Marketing The Real You

I often wonder how the practice began of pretending to be someone
else in order to market your business. You know what I’m talking
about — it’s the marketing face, the selling voice, that you often
put on in order to attend a networking event or make a sales call.
Who taught you to do that?

I have a suspicion where we learn this behavior. Most of us spend a
lifetime observing showroom salespeople, product spokespersons in the
media, and hucksters on street corners. What we see demonstrated
there is artificial enthusiasm, manipulative use of language, feigned
interest, and in some cases outright deception.

Sounds awful, doesn’t it? So why copy any part of this distasteful
way of selling?

Psychologist Abraham Maslow said, “If all you have is a hammer,
everything looks like a nail.” Perhaps we believe this is the only
way we can sell because it’s the only way we know. I’m not accusing
anyone of consciously deceiving prospective clients. What I’m
suggesting is that what we do unconsciously and automatically is to
behave inauthentically around them.

Intuitively, many of us feel as if something is wrong with this way
of operating. When we have to sell ourselves, we find it unpleasant,
disagreeable, even repulsive. But what if all those negative feelings
were simply because we hate the artificiality and manipulation we
think must be a part of selling?

Imagine what it would be like to go to a business networking event as
yourself. No facade, no pretension, just plain you. When someone asks
your reason for coming, you tell them the truth. You don’t have to
claim you wanted to hear the speaker (if you didn’t). You can come
right out and say, “I’m hoping to make some contacts that will lead
to business for me.”

You wouldn’t have to invent reasons to start a conversation. You can
walk up to someone who looks interesting and say, “Hi, I haven’t met
you yet.” If you’re shy around strangers, you can tell the first
person you meet, “I’m sort of a wallflower and feel awkward at events
like this. Could you introduce me to some folks?”

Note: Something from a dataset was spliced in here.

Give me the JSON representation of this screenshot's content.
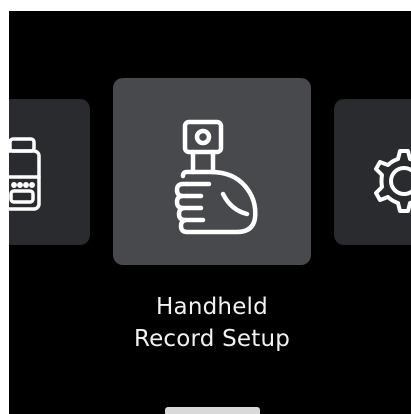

Now imagine placing a follow-up call to a prospect where you are
completely honest. You could say, “I have some days open on my
calendar soon and I’m wondering if this would be a good time for that
project we’ve been discussing.” Or, “We haven’t talked in a while and
I’d like to find out if you’re still planning to start the new
training program this year.”

I see so many professionals and consultants struggle with trying to
find an “excuse” to call a prospect. You don’t need some manufactured
excuse. You know the reason you’re calling. Most of the time THEY
know the reason you’re calling. Just say what it is.

Let’s extend this same principle to making a cold call. Instead of
stumbling around awkwardly trying to make a polished — but unnatural
— sales approach, imagine yourself saying, “I’m not much of a
salesperson, but I’m really good at what I do. Can we have a
conversation about what you need and see if I’m the right person for
the job?”

If you’ve been working from a cold-calling script that makes you
flush and get a tight throat every time you read it, throw it out.
Come up with one really good opening line that feels authentic and
gets directly to the point. Then decide how you will answer —
honestly — some of the typical questions prospects ask you. My bet
is that your calls will immediately get easier.

In fact, the more you become honest, direct, and authentic in all of
your marketing, the more appealing selling will be to you, the more
effortless it will become, and the more success you will ultimately
achieve. Because most business results from building relationships,
and how can you develop a relationship with someone when you never
reveal who you really are?

C.J. Hayden is the author of Get Clients NOW! Since 1992, C.J. has
been teaching business owners and salespeople to make more money with
less effort. She is a Master Certified Coach and leads workshops
internationally. Read more of her articles at